Everything Has Been Arranged (Or, Chamomile Tea at 10,000 Feet)
The building ejects my condominium like an enormous videocassette. Maybe this explains why the landscaping crew trimmed the hedgesyesterday afternoon. Although the movers told me to strap everything down, everything rattles, including my nerves.
I quickly boil water for tea. Boxes smell like old sawdust andthey're hell on my sinuses. The brochure said to leave nothing onshelves, nothing on the walls. My library sleeps in a cardboard coma. All my bric-a-brac naps in wadded newspaper. The tick-tock of my wall clock sounds like a bomb about to go off. Maybe I didn't need to put it between the sofa cushions for safekeeping. I started packing two weeks ago and have been sneezing nonstop ever since. Imagine inhaling a pincushion. Chamomile tea helps. Drink enough of it and you get a little overcast, a little lethargic. It takes the edge off. Outside, the property manager stands next to the foreman of the moving crew, holding an immense remote control unit. The mechanism inside my building operates more or less smoothly and quietly, but that sense of being expectorated by architecture upsets me. I'm careful not to fill the cup too full; wouldn't want to scald a finger if the water sloshes.
Tottering towers of boxes dominate the inside wall of this room. I own too many books. My cat Angus screeches like the tea kettle did,and dives for cover under the sofa. The condo gives a lurch, and Angus hisses. No boxes tumble. It's a miracle of gravity andbalance. My tea stays inside the cup, too, but needs to steep longer. I'm looking for a deeper shade of yellow.
Outside, the moving company has assembled an enormous pallet in the parking lot. The hydraulic winch lowers my apartment squarely in the center.

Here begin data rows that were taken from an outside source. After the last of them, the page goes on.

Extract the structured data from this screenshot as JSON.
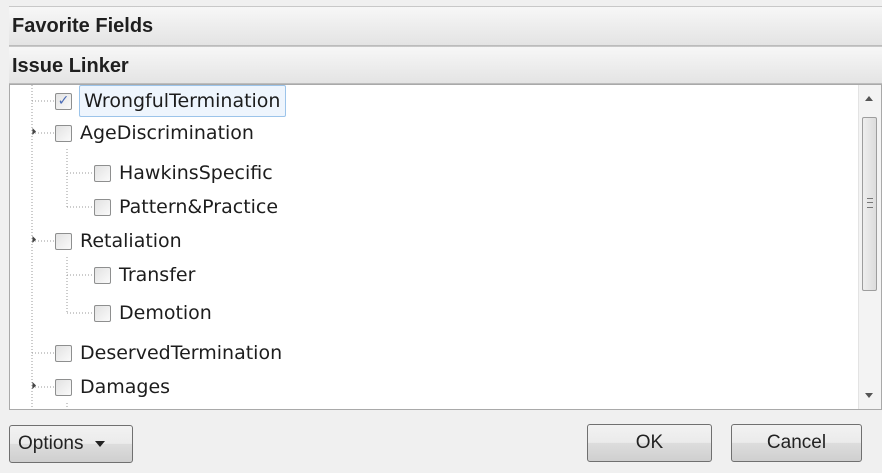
{
  "headers": {
    "favorite_fields": "Favorite Fields",
    "issue_linker": "Issue Linker"
  },
  "tree": {
    "items": [
      {
        "label": "WrongfulTermination",
        "checked": true,
        "level": 0,
        "expanded": null,
        "selected": true
      },
      {
        "label": "AgeDiscrimination",
        "checked": false,
        "level": 0,
        "expanded": true
      },
      {
        "label": "HawkinsSpecific",
        "checked": false,
        "level": 1
      },
      {
        "label": "Pattern&Practice",
        "checked": false,
        "level": 1
      },
      {
        "label": "Retaliation",
        "checked": false,
        "level": 0,
        "expanded": true
      },
      {
        "label": "Transfer",
        "checked": false,
        "level": 1
      },
      {
        "label": "Demotion",
        "checked": false,
        "level": 1
      },
      {
        "label": "DeservedTermination",
        "checked": false,
        "level": 0
      },
      {
        "label": "Damages",
        "checked": false,
        "level": 0,
        "expanded": true
      }
    ]
  },
  "buttons": {
    "options": "Options",
    "ok": "OK",
    "cancel": "Cancel"
  },
  "icons": {
    "checkbox_checked": "checkmark-icon",
    "expander": "expand-triangle-icon",
    "dropdown": "chevron-down-icon"
  }
}
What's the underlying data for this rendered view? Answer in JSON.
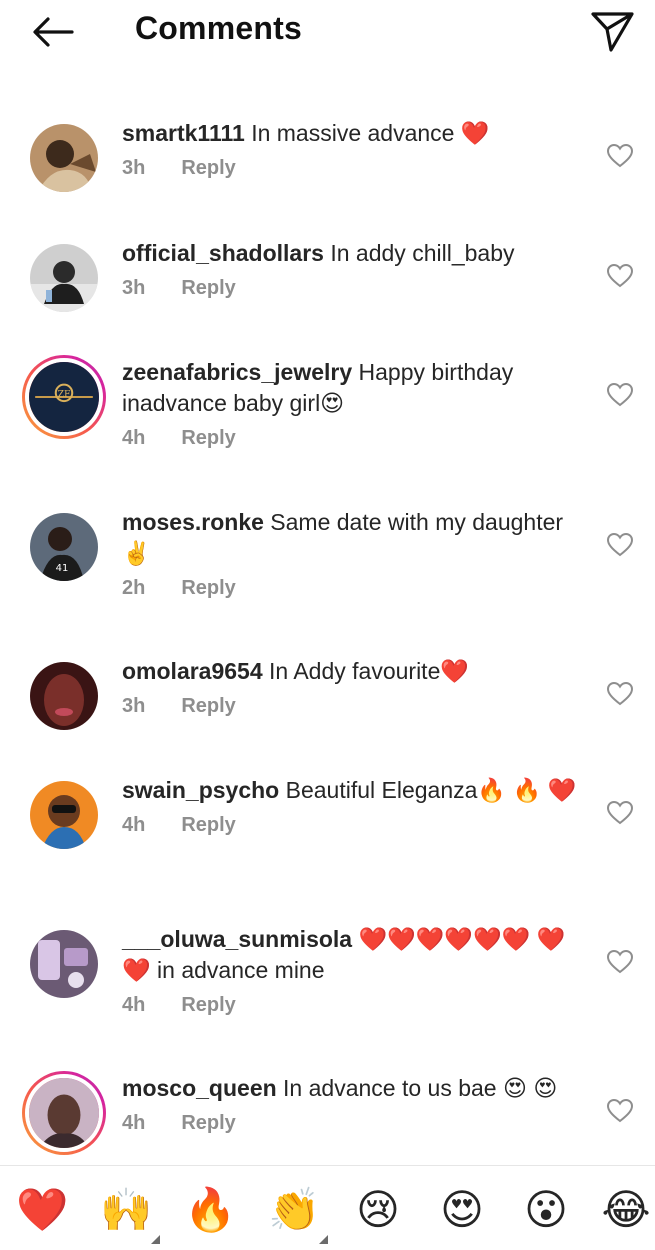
{
  "header": {
    "title": "Comments",
    "back_icon": "arrow-left-icon",
    "share_icon": "paper-plane-icon"
  },
  "colors": {
    "text": "#262626",
    "meta": "#8e8e8e",
    "story_ring_start": "#f9a33c",
    "story_ring_end": "#d6249f",
    "heart": "#e0262b"
  },
  "comments": [
    {
      "username": "smartk1111",
      "text": "In massive advance ❤️",
      "time": "3h",
      "reply": "Reply"
    },
    {
      "username": "official_shadollars",
      "text": "In addy chill_baby",
      "time": "3h",
      "reply": "Reply"
    },
    {
      "username": "zeenafabrics_jewelry",
      "text": "Happy birthday inadvance baby girl😍",
      "time": "4h",
      "reply": "Reply"
    },
    {
      "username": "moses.ronke",
      "text": "Same date with my daughter ✌️",
      "time": "2h",
      "reply": "Reply"
    },
    {
      "username": "omolara9654",
      "text": "In Addy favourite❤️",
      "time": "3h",
      "reply": "Reply"
    },
    {
      "username": "swain_psycho",
      "text": "Beautiful Eleganza🔥 🔥 ❤️",
      "time": "4h",
      "reply": "Reply"
    },
    {
      "username": "___oluwa_sunmisola",
      "text": "❤️❤️❤️❤️❤️❤️ ❤️❤️ in advance mine",
      "time": "4h",
      "reply": "Reply"
    },
    {
      "username": "mosco_queen",
      "text": "In advance to us bae 😍 😍",
      "time": "4h",
      "reply": "Reply"
    }
  ],
  "emoji_bar": [
    "❤️",
    "🙌",
    "🔥",
    "👏",
    "😢",
    "😍",
    "😮",
    "😂"
  ]
}
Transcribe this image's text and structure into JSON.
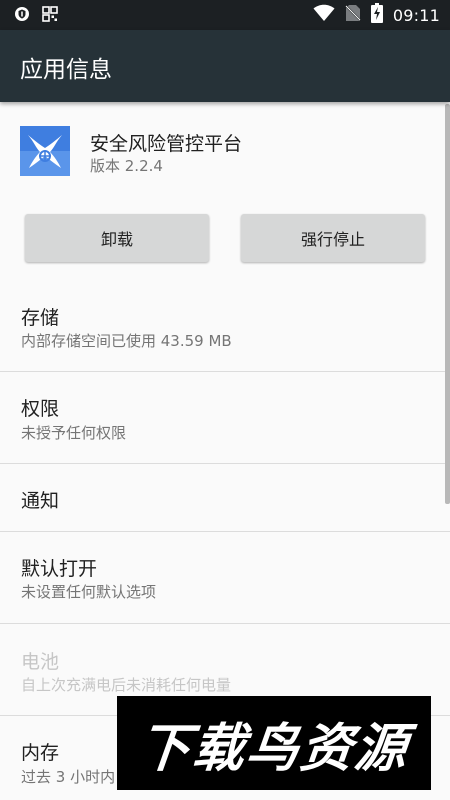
{
  "status_bar": {
    "time": "09:11"
  },
  "app_bar": {
    "title": "应用信息"
  },
  "app": {
    "name": "安全风险管控平台",
    "version": "版本 2.2.4"
  },
  "buttons": {
    "uninstall": "卸载",
    "force_stop": "强行停止"
  },
  "prefs": {
    "storage": {
      "title": "存储",
      "summary": "内部存储空间已使用 43.59 MB"
    },
    "permissions": {
      "title": "权限",
      "summary": "未授予任何权限"
    },
    "notifications": {
      "title": "通知"
    },
    "open_by_default": {
      "title": "默认打开",
      "summary": "未设置任何默认选项"
    },
    "battery": {
      "title": "电池",
      "summary": "自上次充满电后未消耗任何电量"
    },
    "memory": {
      "title": "内存",
      "summary": "过去 3 小时内"
    }
  },
  "watermark": {
    "text": "下载鸟资源"
  },
  "colors": {
    "status_bar": "#1c2023",
    "app_bar": "#263238",
    "background": "#fafafa",
    "button": "#d6d7d7"
  },
  "icons": [
    "shield-icon",
    "qr-code-icon",
    "wifi-icon",
    "no-sim-icon",
    "battery-charging-icon",
    "app-logo-icon"
  ]
}
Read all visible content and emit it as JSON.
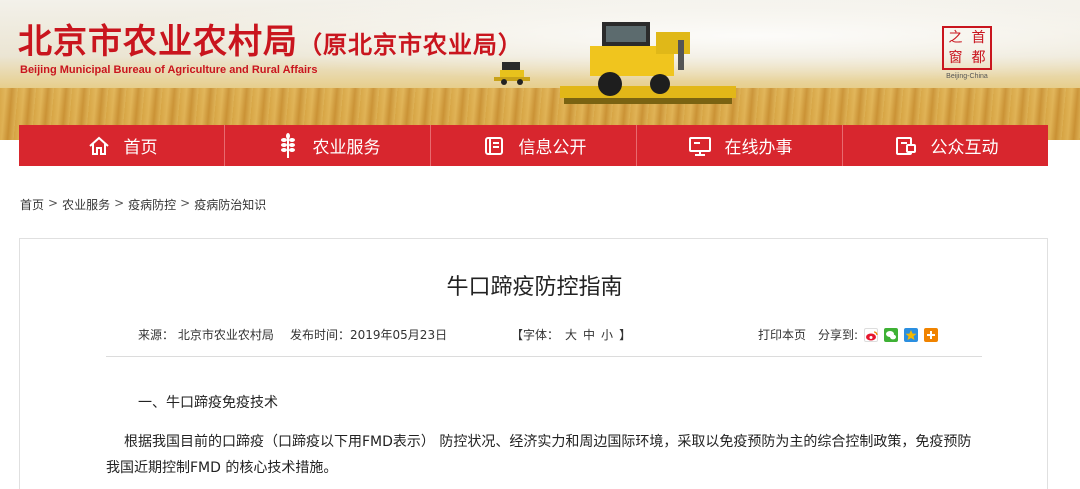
{
  "header": {
    "title_main": "北京市农业农村局",
    "title_sub": "（原北京市农业局）",
    "title_en": "Beijing Municipal Bureau of Agriculture and Rural Affairs",
    "logo_chars": [
      "首",
      "之",
      "都",
      "窗"
    ],
    "logo_caption": "Beijing-China"
  },
  "nav": [
    {
      "label": "首页",
      "icon": "home-icon"
    },
    {
      "label": "农业服务",
      "icon": "wheat-icon"
    },
    {
      "label": "信息公开",
      "icon": "document-icon"
    },
    {
      "label": "在线办事",
      "icon": "monitor-icon"
    },
    {
      "label": "公众互动",
      "icon": "chat-icon"
    }
  ],
  "breadcrumb": [
    "首页",
    "农业服务",
    "疫病防控",
    "疫病防治知识"
  ],
  "breadcrumb_separator": ">",
  "article": {
    "title": "牛口蹄疫防控指南",
    "source": "来源：  北京市农业农村局",
    "publish_time": "发布时间：2019年05月23日",
    "font_size_label_open": "【字体：",
    "font_large": "大",
    "font_medium": "中",
    "font_small": "小",
    "font_size_label_close": "】",
    "print": "打印本页",
    "share_label": "分享到:",
    "share_icons": [
      {
        "name": "weibo-share-icon",
        "color": "#e6162d"
      },
      {
        "name": "wechat-share-icon",
        "color": "#3eb135"
      },
      {
        "name": "qzone-share-icon",
        "color": "#f5b800"
      },
      {
        "name": "more-share-icon",
        "color": "#f08300"
      }
    ],
    "section_heading": "一、牛口蹄疫免疫技术",
    "paragraph": "根据我国目前的口蹄疫（口蹄疫以下用FMD表示） 防控状况、经济实力和周边国际环境，采取以免疫预防为主的综合控制政策，免疫预防我国近期控制FMD 的核心技术措施。"
  },
  "colors": {
    "brand_red": "#c9151e",
    "nav_red": "#d8262e"
  }
}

Thick chains strain skyward. The zeppelin is the size of how many football fields?
I wonder if I'll become airsick. Green isn't my color. Can I open the windows for fresh air or will birds fly in and wreck everything? I can picture myself chasing sparrows and eagles around my kitchen with a broom. With my luck, I'll trip over the straps that anchor my furniture in place. Maybe Angus will catch the birds for me, and eat them. When I look outside again, the foreman catches my eye and holds up both hands with his palms toward me, fingers apart. He mouths the words ten minutes.
Immense possibilities hang beyond the horizon. It's that sort of moment. Or maybe I'm being dramatic, because the zeppelin has blocked out the sun. Shadows make life seem more mysterious than it really is. Someday, long after this, maybe I will feel settled. Moving is draining and stressful, even at ten thousand feet. Angus hisses again. If he could talk, I suspect he would agree.
Outside, someone shouts, Clear!
And with an awful rocket-thrust elevator heave, we ascend. If the future is a toy box, the present is a couch. How often do people move house without leaving home? What if we encounter turbulence? I command myself to relax and enjoy the flight. The tea is ready, butI'm not.
About the author:
Marshall Moore is the author of the novel The Concrete Sky (Haworth, 2003) and the short fiction collection Black Shapes in a Darkened Room (Suspect Thoughts Press, 2004). He lives in Korea. For more information about him, please visit his website: